## [Work instructions]
How many lines in the records below hold the string "value"? Answer with the number alone.

= = = =

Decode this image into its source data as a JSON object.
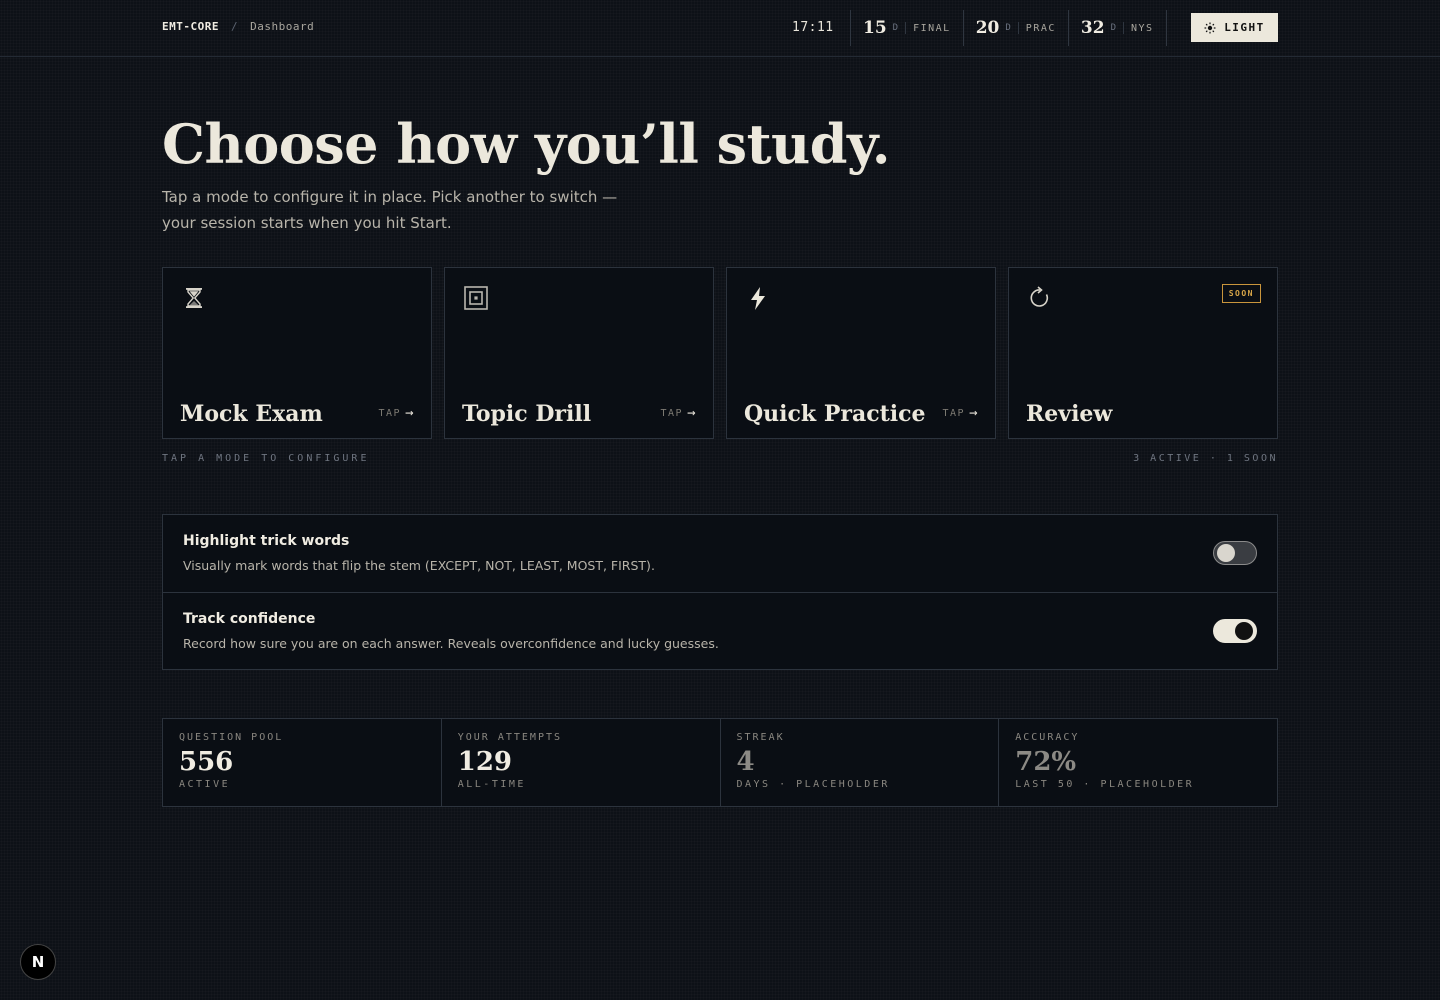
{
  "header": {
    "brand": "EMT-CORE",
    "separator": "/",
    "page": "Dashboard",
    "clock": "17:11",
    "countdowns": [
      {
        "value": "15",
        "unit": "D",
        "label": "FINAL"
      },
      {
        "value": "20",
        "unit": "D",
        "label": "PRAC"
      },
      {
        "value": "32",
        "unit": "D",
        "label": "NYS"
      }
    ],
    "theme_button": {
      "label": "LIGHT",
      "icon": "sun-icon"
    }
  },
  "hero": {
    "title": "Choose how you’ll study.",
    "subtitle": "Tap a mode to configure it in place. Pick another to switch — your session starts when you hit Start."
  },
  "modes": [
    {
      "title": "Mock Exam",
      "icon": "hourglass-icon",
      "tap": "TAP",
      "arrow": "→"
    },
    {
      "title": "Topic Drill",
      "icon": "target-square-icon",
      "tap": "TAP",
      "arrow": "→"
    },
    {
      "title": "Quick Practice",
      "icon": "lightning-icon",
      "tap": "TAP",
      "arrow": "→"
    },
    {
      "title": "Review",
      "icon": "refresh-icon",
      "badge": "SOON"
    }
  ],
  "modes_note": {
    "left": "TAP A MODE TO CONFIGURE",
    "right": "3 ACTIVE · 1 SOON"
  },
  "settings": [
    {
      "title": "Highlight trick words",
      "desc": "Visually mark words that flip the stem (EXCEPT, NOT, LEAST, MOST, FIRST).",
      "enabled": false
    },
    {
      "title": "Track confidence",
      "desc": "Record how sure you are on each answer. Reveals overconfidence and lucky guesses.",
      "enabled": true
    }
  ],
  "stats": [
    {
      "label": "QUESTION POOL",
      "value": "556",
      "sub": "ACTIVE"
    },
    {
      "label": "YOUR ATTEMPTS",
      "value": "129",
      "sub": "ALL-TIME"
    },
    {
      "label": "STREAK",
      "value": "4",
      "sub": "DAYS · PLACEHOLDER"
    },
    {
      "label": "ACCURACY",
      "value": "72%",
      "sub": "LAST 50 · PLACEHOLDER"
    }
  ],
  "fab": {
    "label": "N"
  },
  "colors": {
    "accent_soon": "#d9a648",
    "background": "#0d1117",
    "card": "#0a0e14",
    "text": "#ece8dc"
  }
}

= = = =

## [Reply]
7